Enormous amounts of information are technically freely available, but are hard to access in practice. A lot of that data comes from data collection funded by taxpayers, or from data that needs to be reported for legal reasons. While much of that data has been lying around on the Internet for some time, only recently have people started building tools that make it easy (and often even fun) to play with it. Even though the types of data are very different, all these tools have one thing in common: they are primarily visual.
Many visualization websites that were started in the last few years have had the primary focus of exploring a particular data set. They Rule (where the image above comes from) shows the connections between the boards of large US companies, Death and Taxes breaks up the US budget into the many different things taxpayer money is spent on, citegraph connects US supreme court cases, and Gapminder (recently acquired by Google) provides the tools to see the economic development of the entire world over the last 40 years.
And while a considerable part of the US Census data are freely available, few people will be able and willing to dig through a horrible, outdated file format and hundreds of pages of documentation.
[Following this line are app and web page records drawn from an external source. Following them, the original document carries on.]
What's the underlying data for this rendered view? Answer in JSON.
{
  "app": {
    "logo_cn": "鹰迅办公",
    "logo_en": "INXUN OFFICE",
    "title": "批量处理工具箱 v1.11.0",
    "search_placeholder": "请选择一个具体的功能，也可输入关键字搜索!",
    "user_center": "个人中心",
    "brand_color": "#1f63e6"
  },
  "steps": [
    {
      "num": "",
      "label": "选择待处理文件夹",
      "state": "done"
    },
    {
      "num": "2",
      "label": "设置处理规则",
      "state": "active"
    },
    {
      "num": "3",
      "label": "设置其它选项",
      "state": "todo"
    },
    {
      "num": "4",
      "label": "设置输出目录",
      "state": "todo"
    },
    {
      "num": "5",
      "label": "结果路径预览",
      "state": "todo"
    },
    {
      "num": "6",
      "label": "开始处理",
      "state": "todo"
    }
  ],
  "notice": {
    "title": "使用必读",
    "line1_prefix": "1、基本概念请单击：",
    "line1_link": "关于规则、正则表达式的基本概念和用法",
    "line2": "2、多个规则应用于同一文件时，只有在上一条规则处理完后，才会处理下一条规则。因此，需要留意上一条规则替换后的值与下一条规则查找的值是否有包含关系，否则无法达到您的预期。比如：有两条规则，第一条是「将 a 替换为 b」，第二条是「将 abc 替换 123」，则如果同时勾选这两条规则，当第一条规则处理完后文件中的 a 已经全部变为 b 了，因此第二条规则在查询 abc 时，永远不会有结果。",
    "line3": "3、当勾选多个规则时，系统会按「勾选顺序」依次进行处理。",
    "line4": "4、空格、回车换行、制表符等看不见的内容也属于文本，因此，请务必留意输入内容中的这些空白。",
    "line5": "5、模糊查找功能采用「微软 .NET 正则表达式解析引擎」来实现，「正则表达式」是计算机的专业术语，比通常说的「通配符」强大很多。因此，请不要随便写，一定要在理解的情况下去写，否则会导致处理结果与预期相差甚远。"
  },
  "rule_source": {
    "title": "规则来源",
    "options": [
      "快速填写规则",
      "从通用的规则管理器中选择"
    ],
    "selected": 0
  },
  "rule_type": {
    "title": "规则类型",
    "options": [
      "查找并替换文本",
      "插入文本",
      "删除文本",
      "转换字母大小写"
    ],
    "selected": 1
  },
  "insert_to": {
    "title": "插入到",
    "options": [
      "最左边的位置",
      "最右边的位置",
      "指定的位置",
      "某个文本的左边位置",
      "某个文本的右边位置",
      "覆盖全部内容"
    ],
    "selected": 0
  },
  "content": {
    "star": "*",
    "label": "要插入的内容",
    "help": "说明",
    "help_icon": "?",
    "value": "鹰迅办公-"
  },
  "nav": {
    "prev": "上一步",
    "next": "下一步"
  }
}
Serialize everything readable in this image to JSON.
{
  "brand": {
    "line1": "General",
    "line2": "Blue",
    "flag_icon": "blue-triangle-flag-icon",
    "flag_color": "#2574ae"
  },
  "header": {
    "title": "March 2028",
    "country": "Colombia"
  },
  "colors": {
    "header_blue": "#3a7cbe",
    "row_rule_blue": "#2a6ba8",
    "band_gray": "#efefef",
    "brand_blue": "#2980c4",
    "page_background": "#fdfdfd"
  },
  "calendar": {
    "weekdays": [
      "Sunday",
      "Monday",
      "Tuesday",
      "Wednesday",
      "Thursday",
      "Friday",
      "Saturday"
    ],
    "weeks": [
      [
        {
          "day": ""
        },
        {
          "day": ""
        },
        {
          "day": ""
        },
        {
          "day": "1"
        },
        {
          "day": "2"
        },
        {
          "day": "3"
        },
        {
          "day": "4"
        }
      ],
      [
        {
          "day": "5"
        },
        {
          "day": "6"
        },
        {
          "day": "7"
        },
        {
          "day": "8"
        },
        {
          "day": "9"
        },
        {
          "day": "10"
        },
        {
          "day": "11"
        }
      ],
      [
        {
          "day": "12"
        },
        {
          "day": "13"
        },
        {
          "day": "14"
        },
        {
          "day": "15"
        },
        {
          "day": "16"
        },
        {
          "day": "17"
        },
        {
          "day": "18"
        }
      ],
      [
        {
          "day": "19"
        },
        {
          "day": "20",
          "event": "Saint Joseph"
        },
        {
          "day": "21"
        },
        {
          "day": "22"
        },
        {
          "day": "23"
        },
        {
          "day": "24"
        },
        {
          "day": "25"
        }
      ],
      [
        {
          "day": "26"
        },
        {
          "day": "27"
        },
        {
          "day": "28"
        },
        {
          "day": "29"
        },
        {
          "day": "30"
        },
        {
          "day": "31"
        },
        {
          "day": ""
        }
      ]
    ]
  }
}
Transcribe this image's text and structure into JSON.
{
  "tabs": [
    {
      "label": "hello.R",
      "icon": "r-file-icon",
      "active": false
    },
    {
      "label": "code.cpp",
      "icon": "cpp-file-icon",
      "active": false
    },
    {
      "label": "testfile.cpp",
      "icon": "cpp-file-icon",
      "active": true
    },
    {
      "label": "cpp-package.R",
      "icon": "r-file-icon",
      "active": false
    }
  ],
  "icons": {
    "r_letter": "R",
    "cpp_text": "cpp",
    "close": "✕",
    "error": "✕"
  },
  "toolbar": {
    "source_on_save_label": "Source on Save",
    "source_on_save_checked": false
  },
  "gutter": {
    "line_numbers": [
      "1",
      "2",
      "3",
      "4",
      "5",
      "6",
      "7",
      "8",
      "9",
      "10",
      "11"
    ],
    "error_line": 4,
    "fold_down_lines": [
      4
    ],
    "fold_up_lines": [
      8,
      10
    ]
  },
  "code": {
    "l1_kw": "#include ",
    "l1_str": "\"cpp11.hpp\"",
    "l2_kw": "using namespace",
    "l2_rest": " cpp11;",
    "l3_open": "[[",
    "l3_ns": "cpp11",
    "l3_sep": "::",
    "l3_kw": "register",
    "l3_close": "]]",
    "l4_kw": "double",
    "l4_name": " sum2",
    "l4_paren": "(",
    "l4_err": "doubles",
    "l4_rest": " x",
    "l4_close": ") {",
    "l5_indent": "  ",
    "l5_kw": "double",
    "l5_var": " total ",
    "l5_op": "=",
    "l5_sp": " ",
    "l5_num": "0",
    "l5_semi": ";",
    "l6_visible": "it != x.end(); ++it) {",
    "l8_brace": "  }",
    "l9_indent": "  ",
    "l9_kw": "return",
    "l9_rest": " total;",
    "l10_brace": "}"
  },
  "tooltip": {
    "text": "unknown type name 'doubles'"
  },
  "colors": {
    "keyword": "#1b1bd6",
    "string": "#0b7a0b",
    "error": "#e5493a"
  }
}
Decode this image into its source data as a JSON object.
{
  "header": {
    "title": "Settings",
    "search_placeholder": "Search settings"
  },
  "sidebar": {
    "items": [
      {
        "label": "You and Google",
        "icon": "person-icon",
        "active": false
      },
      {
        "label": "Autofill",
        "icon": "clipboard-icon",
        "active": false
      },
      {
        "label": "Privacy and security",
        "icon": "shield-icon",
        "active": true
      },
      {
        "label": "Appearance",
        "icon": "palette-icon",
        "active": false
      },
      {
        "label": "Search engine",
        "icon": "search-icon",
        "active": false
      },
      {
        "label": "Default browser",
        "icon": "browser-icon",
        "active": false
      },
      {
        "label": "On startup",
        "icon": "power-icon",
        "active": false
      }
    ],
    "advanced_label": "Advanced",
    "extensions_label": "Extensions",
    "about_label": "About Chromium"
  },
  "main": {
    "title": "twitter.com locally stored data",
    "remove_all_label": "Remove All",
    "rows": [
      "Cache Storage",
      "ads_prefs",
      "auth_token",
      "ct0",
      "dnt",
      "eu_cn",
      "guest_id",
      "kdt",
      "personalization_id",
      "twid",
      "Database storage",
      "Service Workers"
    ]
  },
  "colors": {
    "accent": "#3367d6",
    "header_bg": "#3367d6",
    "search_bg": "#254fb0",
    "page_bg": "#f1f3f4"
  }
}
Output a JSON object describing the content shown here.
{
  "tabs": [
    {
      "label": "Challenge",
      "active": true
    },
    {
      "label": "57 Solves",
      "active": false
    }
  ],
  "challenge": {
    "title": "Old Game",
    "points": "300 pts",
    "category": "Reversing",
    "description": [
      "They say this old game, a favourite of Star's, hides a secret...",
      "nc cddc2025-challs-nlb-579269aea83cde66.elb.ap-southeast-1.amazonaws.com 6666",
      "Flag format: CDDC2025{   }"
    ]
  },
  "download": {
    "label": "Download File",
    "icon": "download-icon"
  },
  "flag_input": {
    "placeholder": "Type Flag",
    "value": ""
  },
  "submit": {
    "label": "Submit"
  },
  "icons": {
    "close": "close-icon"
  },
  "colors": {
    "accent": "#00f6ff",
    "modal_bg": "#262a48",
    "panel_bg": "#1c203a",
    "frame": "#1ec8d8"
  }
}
Two projects conveniently map that data onto the hip and sexy Google Earth: gCensus, and an unnamed project by the people at Juice Analytics. If you’re not into maps, there is also the brilliantly named sense.us (the link points to a paper and video, the site is not open to the public right now).
What is also interesting is that the primary focus of these websites is not even visualization, but the data. Even the existence of some of that data is quite remarkable, and being able to work with it in a visual way is the main concern. Visual tools simply provide easy and direct access, and thus make sense to be used. This may sound self-evident, but is not in the general mindset of many visualization researchers (including the author of this text).
The much more general social data analysis/visualization websites Swivel and Many Eyes are built around very similar ideas: use some visual tools to explore your own data, or data that is available from various sources on the web. Being able to use these tools, users are stimulated to dig deeper, to ask new questions, and to demand more data. This is quite subversive, actually, even if it may start as a cute little toy. Over time, people will realize how much more accessible information is, and be aware of a lot more information than they would otherwise be.
In his article Aesthetics of Information Visualization, Warren Sack argues that we need to look at the types of governance a visualization supports. Making information available (because an agency or company is required by law, for example) is one thing; making that data simple and fun to use and explore is quite anot
her. The amount of scrutiny that is possible now makes a huge difference, and undoubtedly will make some people quite nervous.
Information wants to be free, and while the cages have been unlocked on some data for some time, visualization provides the wings for information to really enjoy its freedom.